Problem description:
The text of every record, exactly as given and with no pictures, should be your output.

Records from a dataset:
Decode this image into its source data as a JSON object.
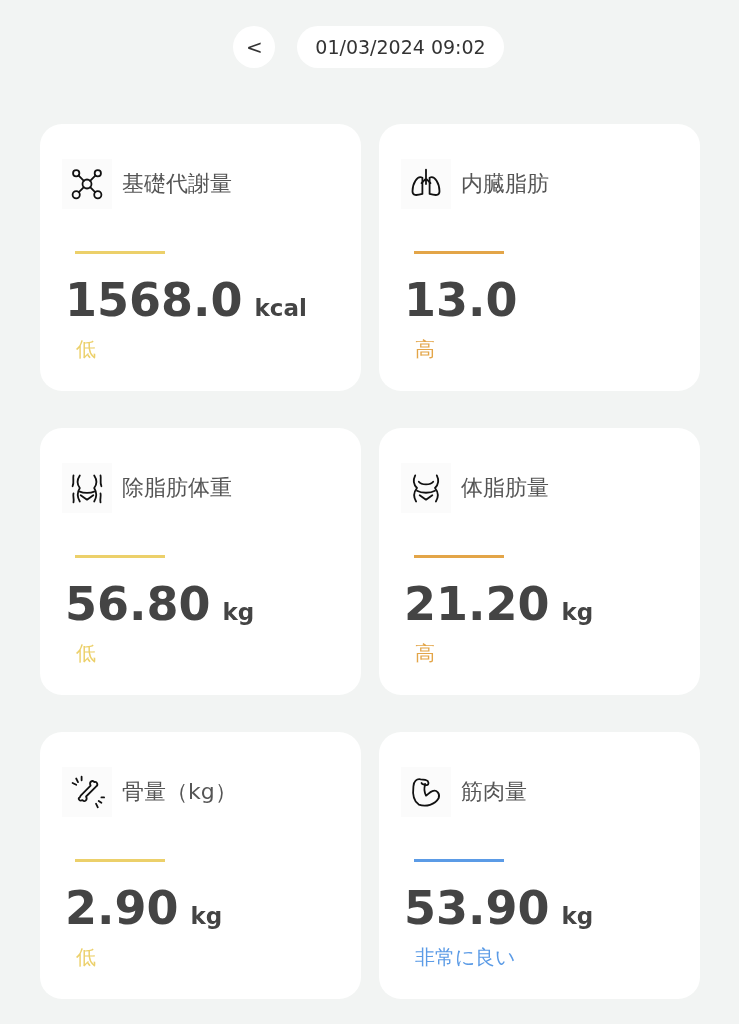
{
  "header": {
    "back_label": "<",
    "datetime": "01/03/2024 09:02"
  },
  "metrics": [
    {
      "title": "基礎代謝量",
      "value": "1568.0",
      "unit": "kcal",
      "status": "低",
      "color": "#ecd06a"
    },
    {
      "title": "内臓脂肪",
      "value": "13.0",
      "status": "高",
      "color": "#e3a548"
    },
    {
      "title": "除脂肪体重",
      "value": "56.80",
      "unit": "kg",
      "status": "低",
      "color": "#ecd06a"
    },
    {
      "title": "体脂肪量",
      "value": "21.20",
      "unit": "kg",
      "status": "高",
      "color": "#e3a548"
    },
    {
      "title": "骨量（kg）",
      "value": "2.90",
      "unit": "kg",
      "status": "低",
      "color": "#ecd06a"
    },
    {
      "title": "筋肉量",
      "value": "53.90",
      "unit": "kg",
      "status": "非常に良い",
      "color": "#5b9be6"
    }
  ]
}
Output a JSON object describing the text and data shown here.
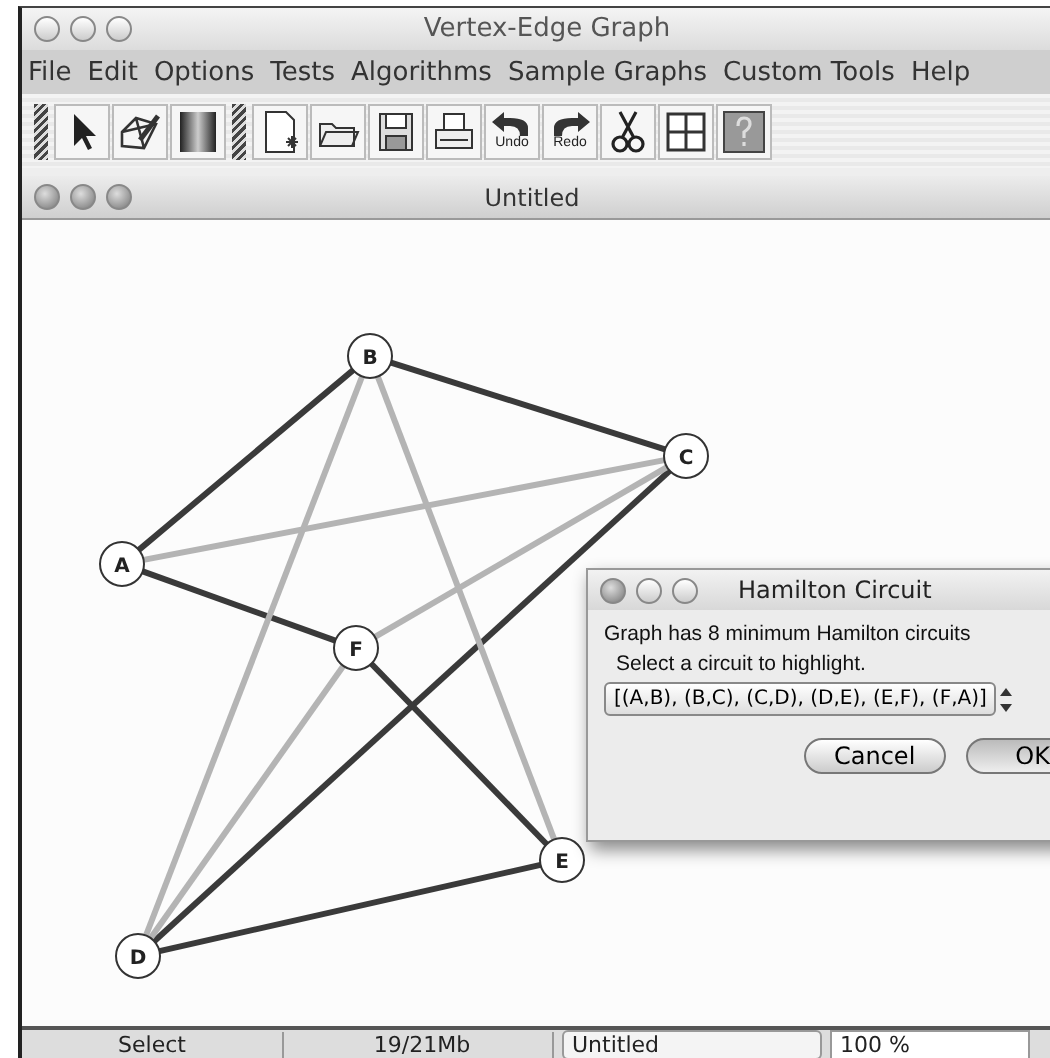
{
  "window": {
    "title": "Vertex-Edge Graph"
  },
  "menu": [
    "File",
    "Edit",
    "Options",
    "Tests",
    "Algorithms",
    "Sample Graphs",
    "Custom Tools",
    "Help"
  ],
  "toolbar": [
    {
      "kind": "grip"
    },
    {
      "kind": "select"
    },
    {
      "kind": "draw"
    },
    {
      "kind": "gradient"
    },
    {
      "kind": "grip"
    },
    {
      "kind": "new"
    },
    {
      "kind": "open"
    },
    {
      "kind": "save"
    },
    {
      "kind": "print"
    },
    {
      "kind": "undo",
      "label": "Undo"
    },
    {
      "kind": "redo",
      "label": "Redo"
    },
    {
      "kind": "cut"
    },
    {
      "kind": "grid"
    },
    {
      "kind": "help"
    }
  ],
  "document": {
    "title": "Untitled"
  },
  "graph": {
    "nodes": [
      {
        "label": "A"
      },
      {
        "label": "B"
      },
      {
        "label": "C"
      },
      {
        "label": "D"
      },
      {
        "label": "E"
      },
      {
        "label": "F"
      }
    ],
    "edges": [
      {
        "highlighted": true
      },
      {
        "highlighted": true
      },
      {
        "highlighted": true
      },
      {
        "highlighted": true
      },
      {
        "highlighted": true
      },
      {
        "highlighted": true
      },
      {
        "highlighted": false
      },
      {
        "highlighted": false
      },
      {
        "highlighted": false
      },
      {
        "highlighted": false
      },
      {
        "highlighted": false
      }
    ]
  },
  "dialog": {
    "title": "Hamilton Circuit",
    "message": "Graph has 8 minimum Hamilton circuits",
    "prompt": "Select a circuit to highlight.",
    "selection": "[(A,B), (B,C), (C,D), (D,E), (E,F), (F,A)]",
    "buttons": [
      {
        "label": "Cancel",
        "default": false
      },
      {
        "label": "OK",
        "default": true
      }
    ]
  },
  "status_bar": {
    "mode": "Select",
    "memory": "19/21Mb",
    "document": "Untitled",
    "zoom": "100 %"
  }
}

Answer below:
Decode this image into its source data as a JSON object.
{
  "header": {
    "back_label": "<",
    "datetime": "01/03/2024 09:02"
  },
  "metrics": [
    {
      "title": "基礎代謝量",
      "value": "1568.0",
      "unit": "kcal",
      "status": "低",
      "color": "#ecd06a"
    },
    {
      "title": "内臓脂肪",
      "value": "13.0",
      "status": "高",
      "color": "#e3a548"
    },
    {
      "title": "除脂肪体重",
      "value": "56.80",
      "unit": "kg",
      "status": "低",
      "color": "#ecd06a"
    },
    {
      "title": "体脂肪量",
      "value": "21.20",
      "unit": "kg",
      "status": "高",
      "color": "#e3a548"
    },
    {
      "title": "骨量（kg）",
      "value": "2.90",
      "unit": "kg",
      "status": "低",
      "color": "#ecd06a"
    },
    {
      "title": "筋肉量",
      "value": "53.90",
      "unit": "kg",
      "status": "非常に良い",
      "color": "#5b9be6"
    }
  ]
}
Output a JSON object describing the text and data shown here.
{
  "window": {
    "title": "Vertex-Edge Graph"
  },
  "menu": [
    "File",
    "Edit",
    "Options",
    "Tests",
    "Algorithms",
    "Sample Graphs",
    "Custom Tools",
    "Help"
  ],
  "toolbar": [
    {
      "kind": "grip"
    },
    {
      "kind": "select"
    },
    {
      "kind": "draw"
    },
    {
      "kind": "gradient"
    },
    {
      "kind": "grip"
    },
    {
      "kind": "new"
    },
    {
      "kind": "open"
    },
    {
      "kind": "save"
    },
    {
      "kind": "print"
    },
    {
      "kind": "undo",
      "label": "Undo"
    },
    {
      "kind": "redo",
      "label": "Redo"
    },
    {
      "kind": "cut"
    },
    {
      "kind": "grid"
    },
    {
      "kind": "help"
    }
  ],
  "document": {
    "title": "Untitled"
  },
  "graph": {
    "nodes": [
      {
        "label": "A"
      },
      {
        "label": "B"
      },
      {
        "label": "C"
      },
      {
        "label": "D"
      },
      {
        "label": "E"
      },
      {
        "label": "F"
      }
    ],
    "edges": [
      {
        "highlighted": true
      },
      {
        "highlighted": true
      },
      {
        "highlighted": true
      },
      {
        "highlighted": true
      },
      {
        "highlighted": true
      },
      {
        "highlighted": true
      },
      {
        "highlighted": false
      },
      {
        "highlighted": false
      },
      {
        "highlighted": false
      },
      {
        "highlighted": false
      },
      {
        "highlighted": false
      }
    ]
  },
  "dialog": {
    "title": "Hamilton Circuit",
    "message": "Graph has 8 minimum Hamilton circuits",
    "prompt": "Select a circuit to highlight.",
    "selection": "[(A,B), (B,C), (C,D), (D,E), (E,F), (F,A)]",
    "buttons": [
      {
        "label": "Cancel",
        "default": false
      },
      {
        "label": "OK",
        "default": true
      }
    ]
  },
  "status_bar": {
    "mode": "Select",
    "memory": "19/21Mb",
    "document": "Untitled",
    "zoom": "100 %"
  }
}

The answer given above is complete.